Here's what he says about shareholder activism on pay:
Collective action by shareholders has been timid. One wonders how sincere the institutional investors are about reforming banker pay. Many of the biggest fund management groups are owned by banks; almost all of them are beneficiaries of the same flawed bonus system — one that rewards short-term success and buys into the notion that financiers are hugely talented.
Shareholders should be the solution to the bonus problem. In fact they are self-serving agents who have become part of the problem.
Interestingly the book I blogged about recently makes the same point. If the fund management industry pays highly, how likely is it to rock the boat.

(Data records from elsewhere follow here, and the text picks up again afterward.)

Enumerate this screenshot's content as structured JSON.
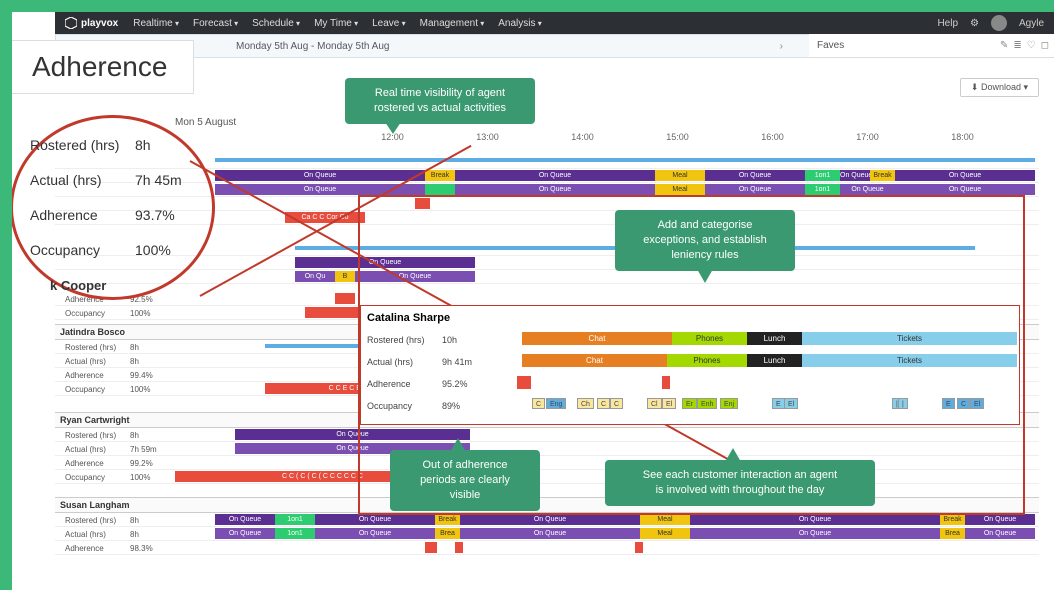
{
  "app": {
    "name": "playvox"
  },
  "nav": {
    "items": [
      "Realtime",
      "Forecast",
      "Schedule",
      "My Time",
      "Leave",
      "Management",
      "Analysis"
    ],
    "help": "Help",
    "user": "Agyle"
  },
  "datebar": {
    "range": "Monday 5th Aug - Monday 5th Aug"
  },
  "faves": {
    "label": "Faves"
  },
  "download": {
    "label": "⬇ Download ▾"
  },
  "title": "Adherence",
  "stats_mag": {
    "rostered_lbl": "Rostered (hrs)",
    "rostered_val": "8h",
    "actual_lbl": "Actual (hrs)",
    "actual_val": "7h 45m",
    "adherence_lbl": "Adherence",
    "adherence_val": "93.7%",
    "occupancy_lbl": "Occupancy",
    "occupancy_val": "100%"
  },
  "timeline": {
    "date": "Mon 5 August",
    "hours": [
      "12:00",
      "13:00",
      "14:00",
      "15:00",
      "16:00",
      "17:00",
      "18:00"
    ]
  },
  "activities": {
    "on_queue": "On Queue",
    "break": "Break",
    "meal": "Meal",
    "one_on_one": "1on1",
    "chat": "Chat",
    "phones": "Phones",
    "lunch": "Lunch",
    "tickets": "Tickets"
  },
  "agents": {
    "cooper": {
      "name": "k Cooper",
      "adherence_lbl": "Adherence",
      "adherence_val": "92.5%",
      "occupancy_lbl": "Occupancy",
      "occupancy_val": "100%"
    },
    "bosco": {
      "name": "Jatindra Bosco",
      "rostered": "8h",
      "actual": "8h",
      "adherence": "99.4%",
      "occupancy": "100%"
    },
    "cartwright": {
      "name": "Ryan Cartwright",
      "rostered": "8h",
      "actual": "7h 59m",
      "adherence": "99.2%",
      "occupancy": "100%"
    },
    "langham": {
      "name": "Susan Langham",
      "rostered": "8h",
      "actual": "8h",
      "adherence": "98.3%"
    }
  },
  "labels": {
    "rostered": "Rostered (hrs)",
    "actual": "Actual (hrs)",
    "adherence": "Adherence",
    "occupancy": "Occupancy"
  },
  "detail": {
    "name": "Catalina Sharpe",
    "rostered": "10h",
    "actual": "9h 41m",
    "adherence": "95.2%",
    "occupancy": "89%"
  },
  "callouts": {
    "c1": "Real time visibility of agent\nrostered vs actual activities",
    "c2": "Add and categorise\nexceptions, and establish\nleniency rules",
    "c3": "Out of adherence\nperiods are clearly\nvisible",
    "c4": "See each customer interaction an agent\nis involved with throughout the day"
  }
}
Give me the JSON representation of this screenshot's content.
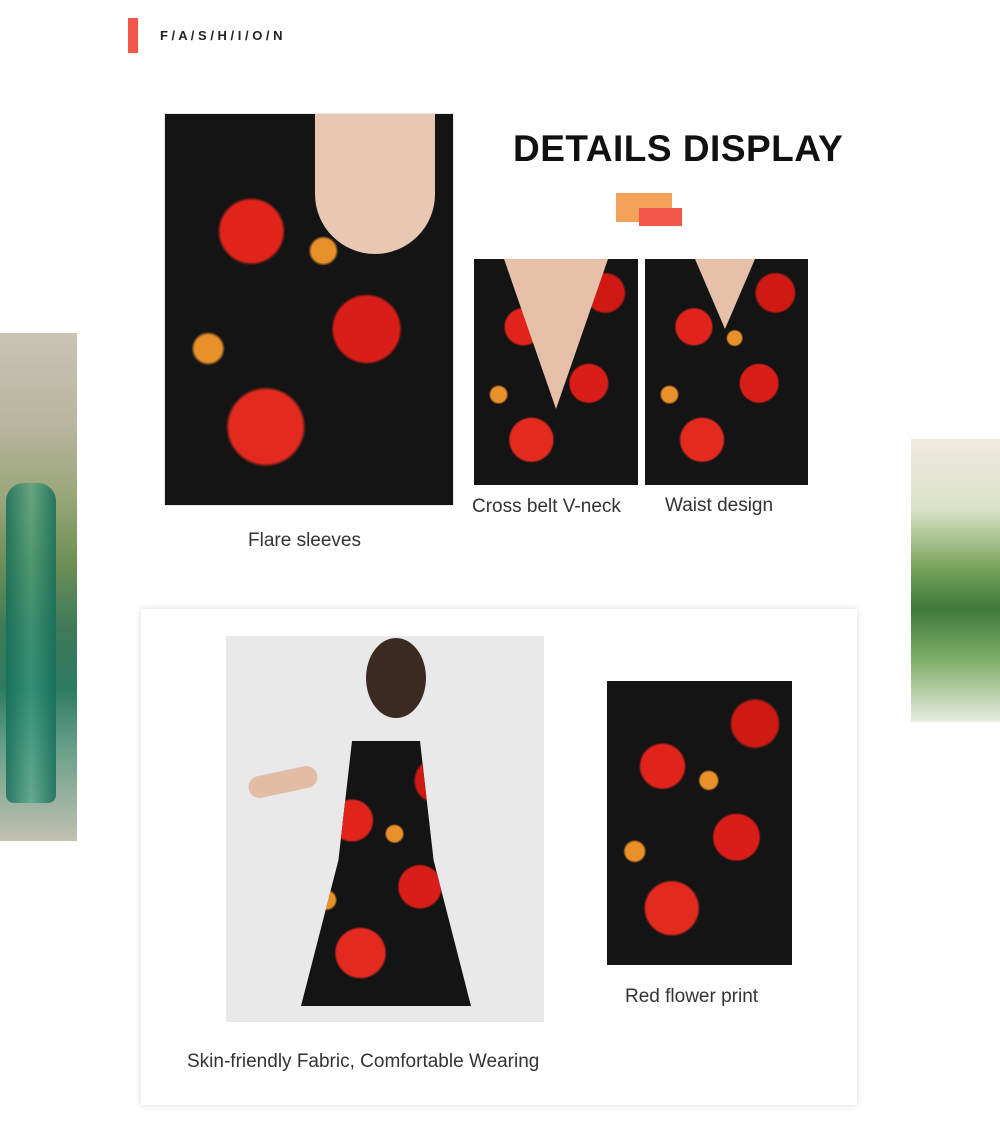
{
  "header": {
    "brand": "F / A / S / H / I / O / N"
  },
  "details": {
    "title": "DETAILS DISPLAY",
    "captions": {
      "flare_sleeves": "Flare sleeves",
      "cross_belt": "Cross belt V-neck",
      "waist": "Waist design"
    }
  },
  "card": {
    "fabric_caption": "Skin-friendly Fabric, Comfortable Wearing",
    "print_caption": "Red flower print"
  },
  "colors": {
    "accent_red": "#f2564a",
    "accent_orange": "#f4a259",
    "dress_black": "#141414",
    "flower_red": "#e0241b"
  }
}
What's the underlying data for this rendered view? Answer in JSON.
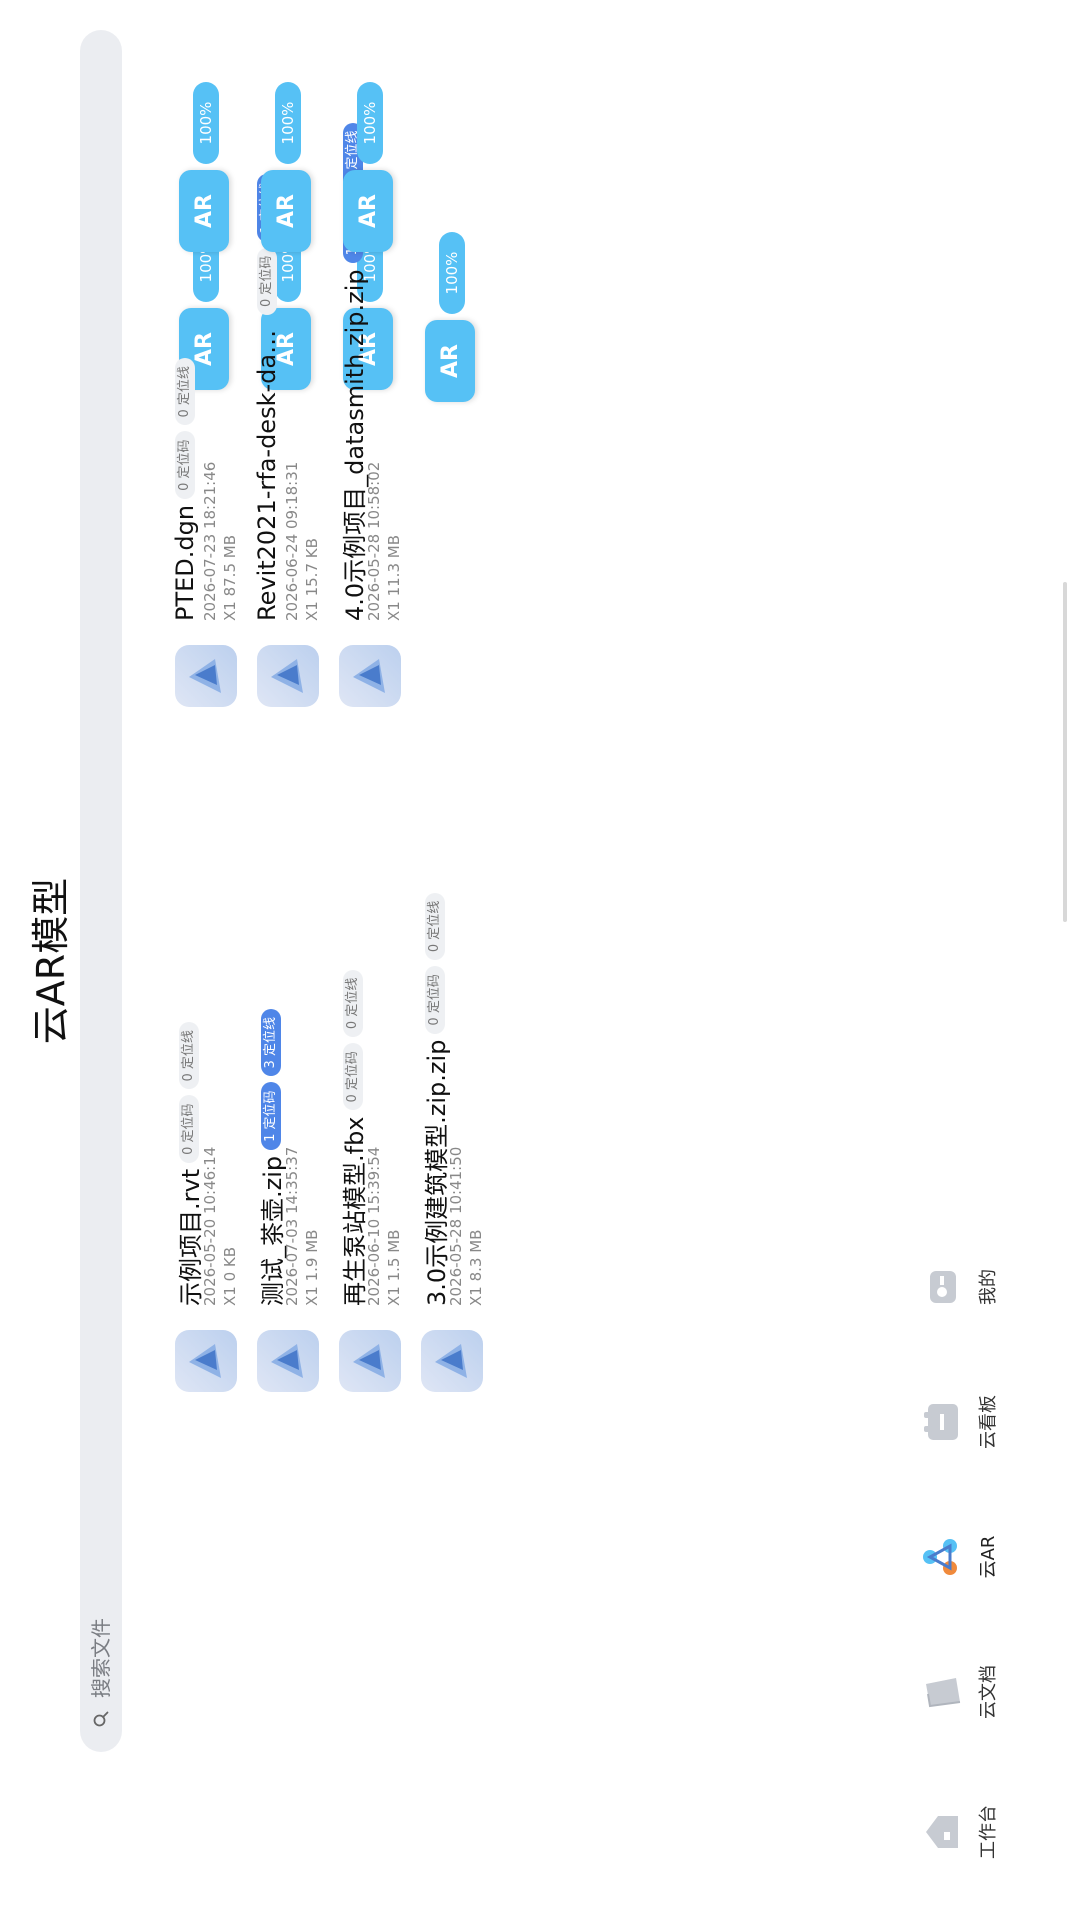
{
  "header": {
    "title": "云AR模型"
  },
  "search": {
    "placeholder": "搜索文件"
  },
  "ar_label": "AR",
  "files": [
    {
      "name": "示例项目.rvt",
      "date": "2026-05-20 10:46:14",
      "size": "X1  0 KB",
      "codes": "0 定位码",
      "lines": "0 定位线",
      "codes_blue": false,
      "lines_blue": false,
      "progress": "100%"
    },
    {
      "name": "测试_茶壶.zip",
      "date": "2026-07-03 14:35:37",
      "size": "X1  1.9 MB",
      "codes": "1 定位码",
      "lines": "3 定位线",
      "codes_blue": true,
      "lines_blue": true,
      "progress": "100%"
    },
    {
      "name": "再生泵站模型.fbx",
      "date": "2026-06-10 15:39:54",
      "size": "X1  1.5 MB",
      "codes": "0 定位码",
      "lines": "0 定位线",
      "codes_blue": false,
      "lines_blue": false,
      "progress": "100%"
    },
    {
      "name": "3.0示例建筑模型.zip.zip",
      "date": "2026-05-28 10:41:50",
      "size": "X1  8.3 MB",
      "codes": "0 定位码",
      "lines": "0 定位线",
      "codes_blue": false,
      "lines_blue": false,
      "progress": "100%"
    },
    {
      "name": "PTED.dgn",
      "date": "2026-07-23 18:21:46",
      "size": "X1  87.5 MB",
      "codes": "0 定位码",
      "lines": "0 定位线",
      "codes_blue": false,
      "lines_blue": false,
      "progress": "100%"
    },
    {
      "name": "Revit2021-rfa-desk-datasmith.…",
      "date": "2026-06-24 09:18:31",
      "size": "X1  15.7 KB",
      "codes": "0 定位码",
      "lines": "1 定位线",
      "codes_blue": false,
      "lines_blue": true,
      "progress": "100%"
    },
    {
      "name": "4.0示例项目_datasmith.zip.zip",
      "date": "2026-05-28 10:58:02",
      "size": "X1  11.3 MB",
      "codes": "1 定位码",
      "lines": "6 定位线",
      "codes_blue": true,
      "lines_blue": true,
      "progress": "100%"
    }
  ],
  "tabs": [
    {
      "label": "工作台",
      "icon": "workbench-icon",
      "active": false
    },
    {
      "label": "云文档",
      "icon": "documents-icon",
      "active": false
    },
    {
      "label": "云AR",
      "icon": "cloud-ar-icon",
      "active": true
    },
    {
      "label": "云看板",
      "icon": "dashboard-icon",
      "active": false
    },
    {
      "label": "我的",
      "icon": "profile-icon",
      "active": false
    }
  ],
  "colors": {
    "accent": "#56c1f5",
    "badge_blue": "#4f86e8",
    "search_bg": "#ebedf1"
  }
}
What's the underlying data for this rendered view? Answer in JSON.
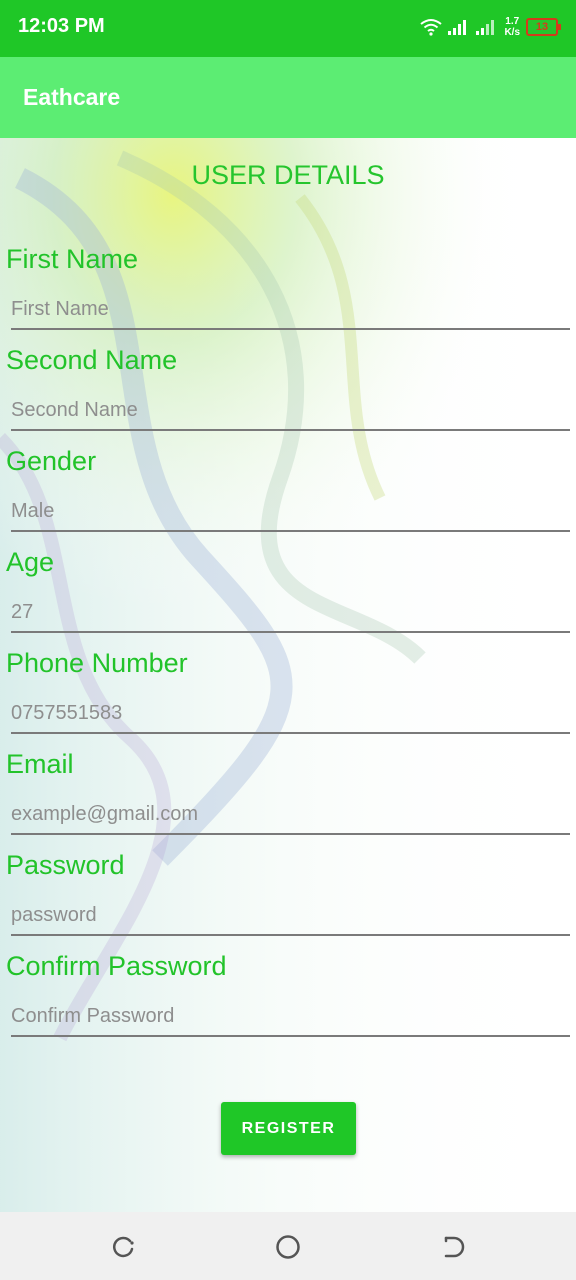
{
  "status_bar": {
    "time": "12:03 PM",
    "speed_value": "1.7",
    "speed_unit": "K/s",
    "battery": "13"
  },
  "app_bar": {
    "title": "Eathcare"
  },
  "form": {
    "title": "USER DETAILS",
    "fields": [
      {
        "label": "First Name",
        "placeholder": "First Name"
      },
      {
        "label": "Second Name",
        "placeholder": "Second Name"
      },
      {
        "label": "Gender",
        "placeholder": "Male"
      },
      {
        "label": "Age",
        "placeholder": "27"
      },
      {
        "label": "Phone Number",
        "placeholder": "0757551583"
      },
      {
        "label": "Email",
        "placeholder": "example@gmail.com"
      },
      {
        "label": "Password",
        "placeholder": "password"
      },
      {
        "label": "Confirm Password",
        "placeholder": "Confirm Password"
      }
    ],
    "register_label": "REGISTER"
  },
  "nav_bar": {
    "icons": [
      "recent-apps-icon",
      "home-icon",
      "back-icon"
    ]
  },
  "colors": {
    "status_bar": "#1fc727",
    "app_bar": "#5ced73",
    "accent_text": "#22c32a",
    "button": "#1fc727"
  }
}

In practice I suspect that individual who could make a difference don't deliberately take a soft line on remuneration because they want to protect their own income. But I reckon it must be hard to take a challenging line on such issues as it may well be seen - or the individual may fear it will be seen - as an attack on City culture. I think there remains a deep cultural antipathy towards governance activism in institutions as a whole. The corp gov people might be very sincere, but the organisation doesn't buy it.